Op-Ed by the British High Commissioner to Nigeria, Mr Paul Arkwright
The links between the UK and Nigeria are deep and far reaching and rooted both in our shared past and partnership for the future. Today up to 250,000 Nigerians are living legally in the UK, making a significant contribution and adding to the rich fabric of our society. Every year around 130,000 Nigerians visit the UK from Nigeria for both business and leisure. Nigerians who come to the United Kingdom in accordance with our well publicised rules will always be welcome guests.
So it has been disappointing to read, in a few isolated incidents, inaccurate media reporting of the UK’s policy concerning how we return Nigerians back to their home country when they have been present illegally in the UK.
This week some media reported that 500 Nigerians had been deported from the UK, arriving on one flight to Lagos. Nigeria’s immigration service confirmed to the media that number was incorrect. The actual number was 48 – all of whom were people who had broken UK law by remaining in the UK when they had no right to be there, and who had been given full right of appeal, and had exhausted that legal process. Unfortunately, I fear this will not be the last example of misreporting and I would ask all Nigerians to look with a critical eye when such statistics are presented as facts.

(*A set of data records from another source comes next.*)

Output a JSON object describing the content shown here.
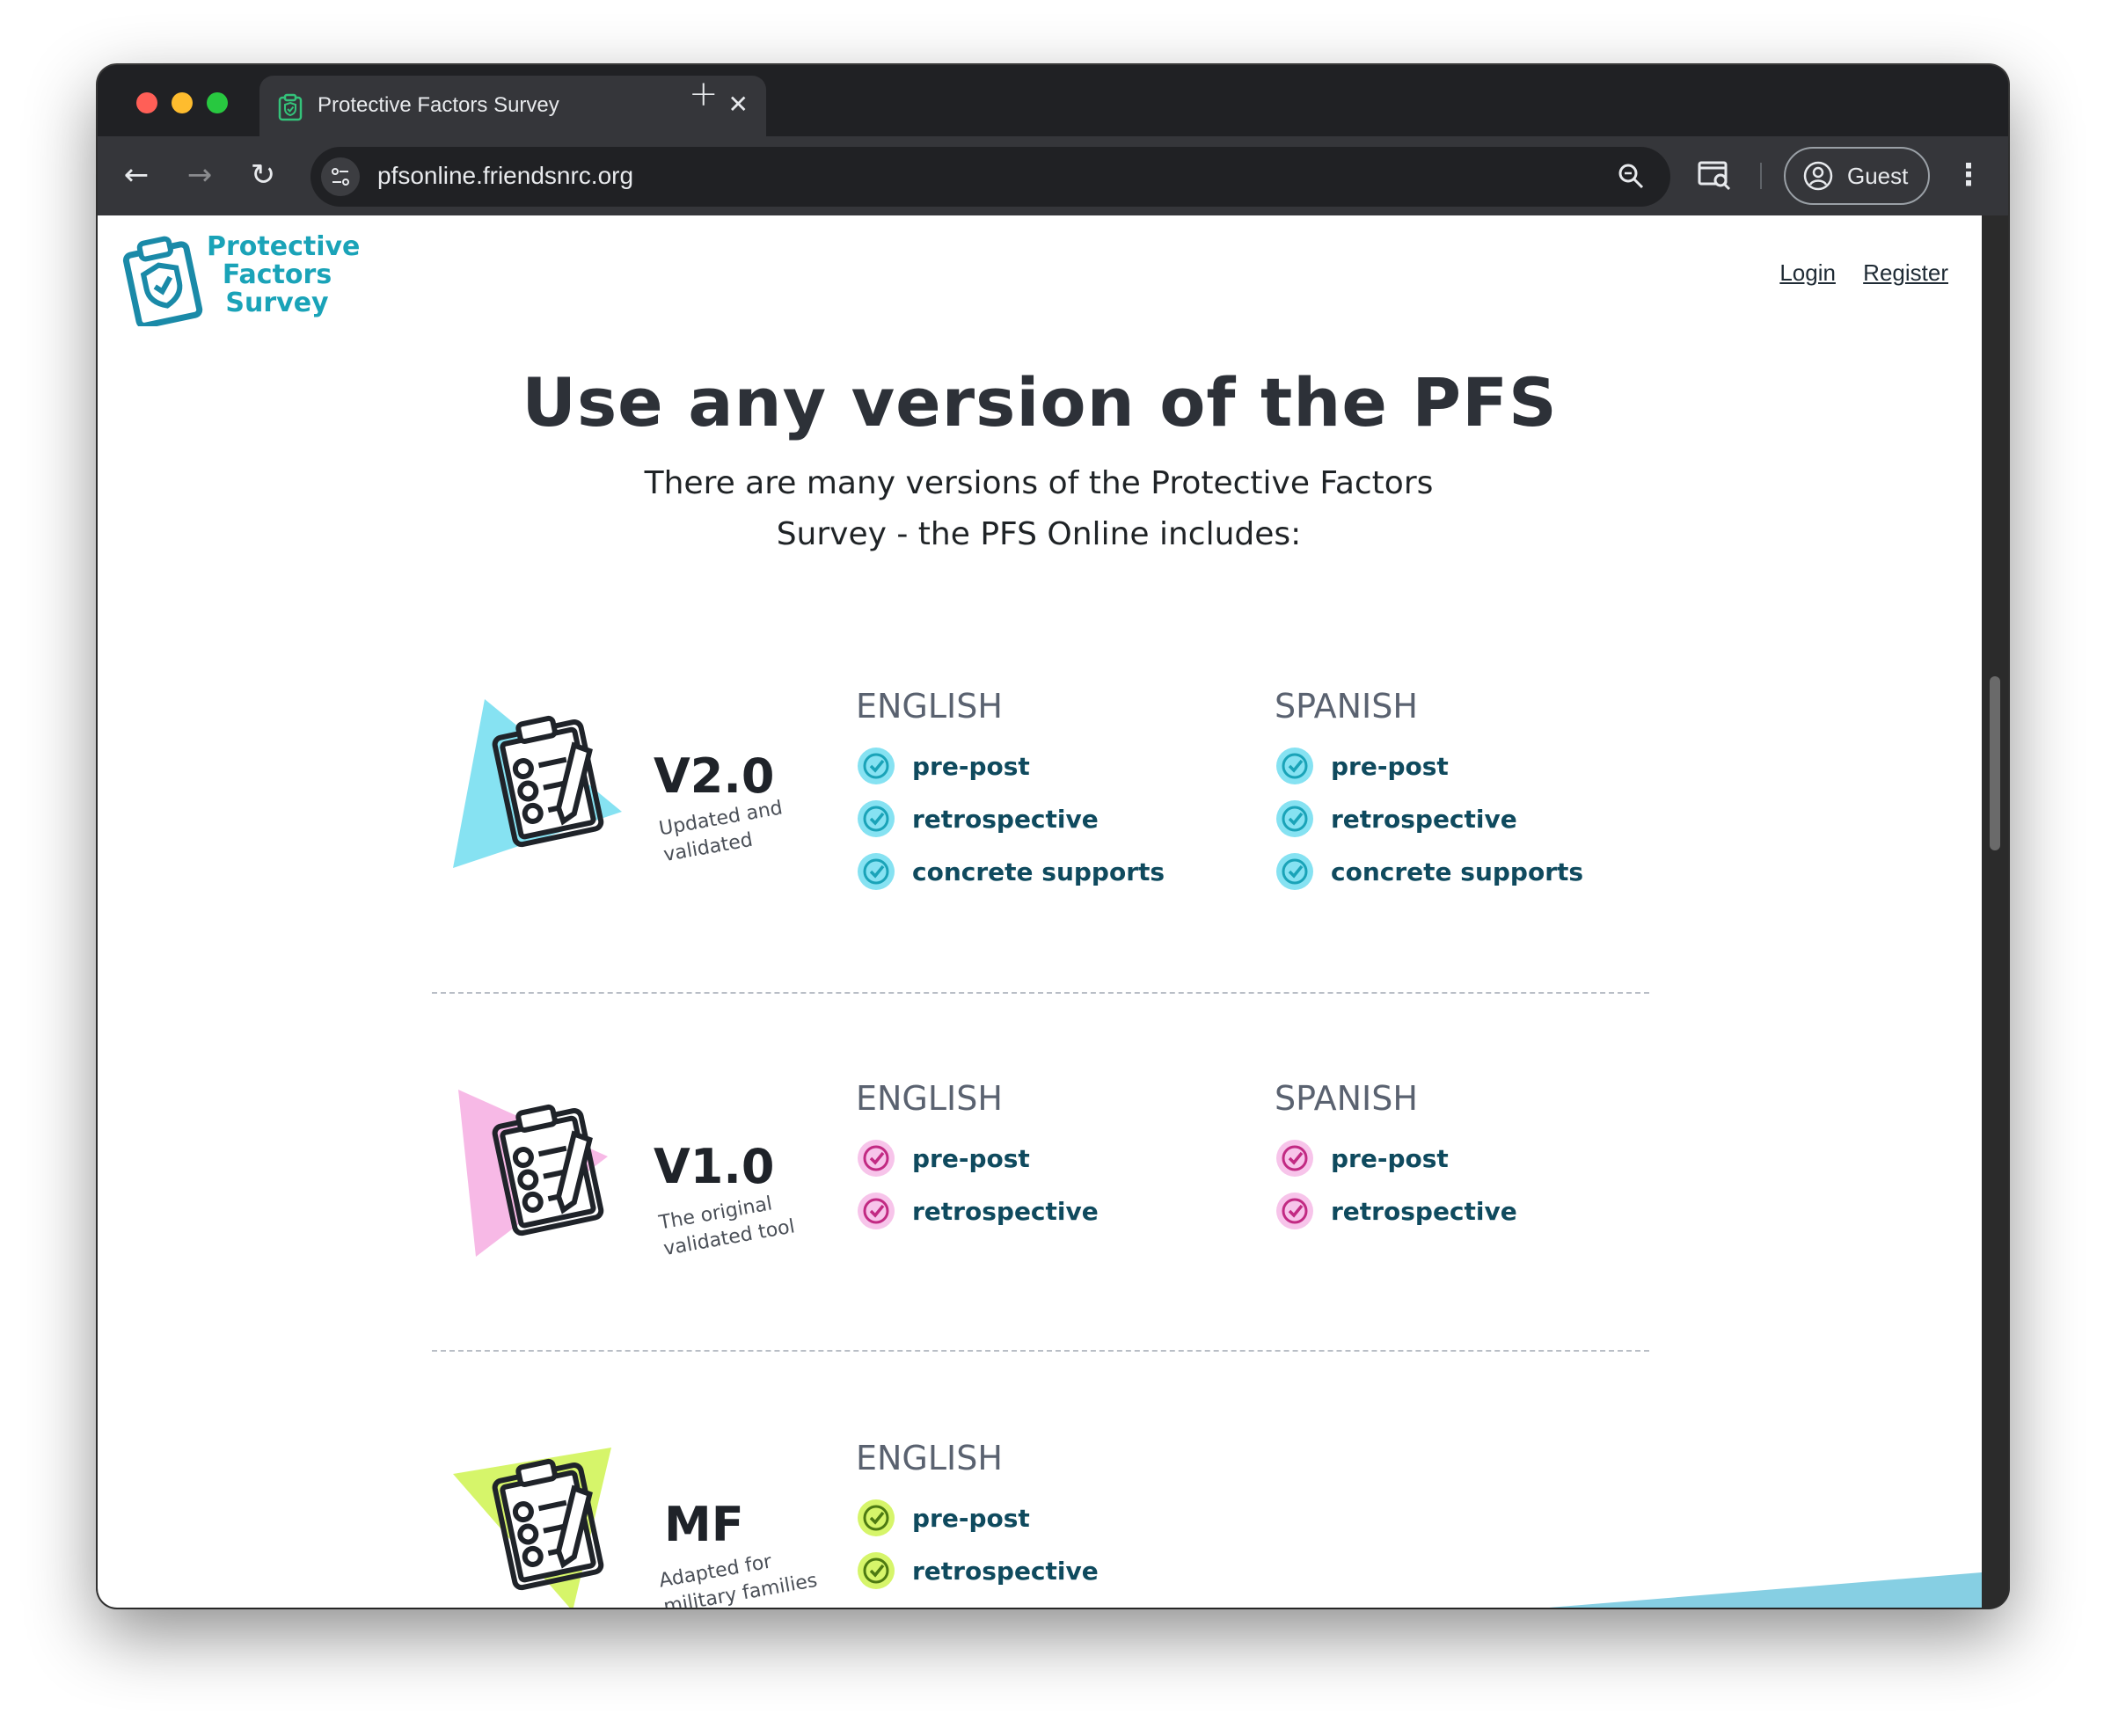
{
  "browser": {
    "tab_title": "Protective Factors Survey",
    "url": "pfsonline.friendsnrc.org",
    "profile_label": "Guest"
  },
  "site": {
    "logo_lines": [
      "Protective",
      "Factors",
      "Survey"
    ],
    "nav": {
      "login": "Login",
      "register": "Register"
    }
  },
  "hero": {
    "title": "Use any version of the PFS",
    "subtitle": "There are many versions of the Protective Factors Survey - the PFS Online includes:"
  },
  "versions": [
    {
      "name": "V2.0",
      "desc": "Updated and validated",
      "accent": "#86e2f2",
      "check_color": "#1aa3b8",
      "languages": [
        {
          "label": "ENGLISH",
          "options": [
            "pre-post",
            "retrospective",
            "concrete supports"
          ]
        },
        {
          "label": "SPANISH",
          "options": [
            "pre-post",
            "retrospective",
            "concrete supports"
          ]
        }
      ]
    },
    {
      "name": "V1.0",
      "desc": "The original validated tool",
      "accent": "#f7b9e6",
      "check_color": "#c22a83",
      "languages": [
        {
          "label": "ENGLISH",
          "options": [
            "pre-post",
            "retrospective"
          ]
        },
        {
          "label": "SPANISH",
          "options": [
            "pre-post",
            "retrospective"
          ]
        }
      ]
    },
    {
      "name": "MF",
      "desc": "Adapted for military families",
      "accent": "#d6f56a",
      "check_color": "#4d7a12",
      "languages": [
        {
          "label": "ENGLISH",
          "options": [
            "pre-post",
            "retrospective"
          ]
        }
      ]
    }
  ],
  "colors": {
    "brand_teal": "#1aa3b8",
    "heading": "#2d3138",
    "option_text": "#0f4a5e"
  }
}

The UK cannot ignore those who choose not to play by the rules. Like Nigeria, the United Kingdom operates a robust but fair immigration system. The law in the UK is very clear: those who are in the UK illegally and have made the choice not to leave voluntarily will be required to leave. Decisions to remove people are not made lightly and we adhere to international obligations – particularly the European Convention on Human Rights – and our own clear domestic law. Decisions made can be appealed and challenged under the scrutiny of an impartial judiciary in court. Fairness and transparency are key. We apply the same rules for Nigerians as we do for any foreign visitor to the UK. The UK has various support packages in place to help those who are illegally in the UK but do decide to leave and return to Nigeria voluntarily. Enforced return of those who are present in the UK illegally is always the last resort and carried out only when the individual has made the choice not to leave voluntarily.
Sadly this issue always gets a lot of media attention when in practice those who abuse the rules are significantly fewer than the numbers of people travelling regularly, legally and without problems to and from the UK. In 2014-15 global demand for UK visas from Nigerian nationals was 168,000. Of these, 73% of visit applications were successful, a rise of 5% from the previous year. In addition, 50% of settlement applications were successful. We are also proud to provide a quick service: 95% of visit visas were processed within 15 days with an average processing time of 7.4 days.
We are pleased that we continue to attract the brightest and best students to our world class universities - with a 17% increase in the number of sponsored student visas applications for universities since 2010. The UK and Nigeria have an excellent commercial relationship with £6.1 bn worth of trade per year. We want the numbers of business people travelling to and from Nigeria and the UK to increase and so support the economies of both our countries. Those who break the rules cannot expect to remain in the UK illegally but the UK is open and welcomes Nigerians who want to visit our country for business or leisure.